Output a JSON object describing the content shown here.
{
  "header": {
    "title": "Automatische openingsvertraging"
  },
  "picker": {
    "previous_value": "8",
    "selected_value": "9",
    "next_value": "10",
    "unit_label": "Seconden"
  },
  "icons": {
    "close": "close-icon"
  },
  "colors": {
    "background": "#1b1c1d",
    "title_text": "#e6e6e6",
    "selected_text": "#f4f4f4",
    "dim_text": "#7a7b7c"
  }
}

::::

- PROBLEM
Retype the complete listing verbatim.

- SOLUTION TO THE EXERCISE
Output a JSON object describing the content shown here.
{
  "header": {
    "title": "Automatische openingsvertraging"
  },
  "picker": {
    "previous_value": "8",
    "selected_value": "9",
    "next_value": "10",
    "unit_label": "Seconden"
  },
  "icons": {
    "close": "close-icon"
  },
  "colors": {
    "background": "#1b1c1d",
    "title_text": "#e6e6e6",
    "selected_text": "#f4f4f4",
    "dim_text": "#7a7b7c"
  }
}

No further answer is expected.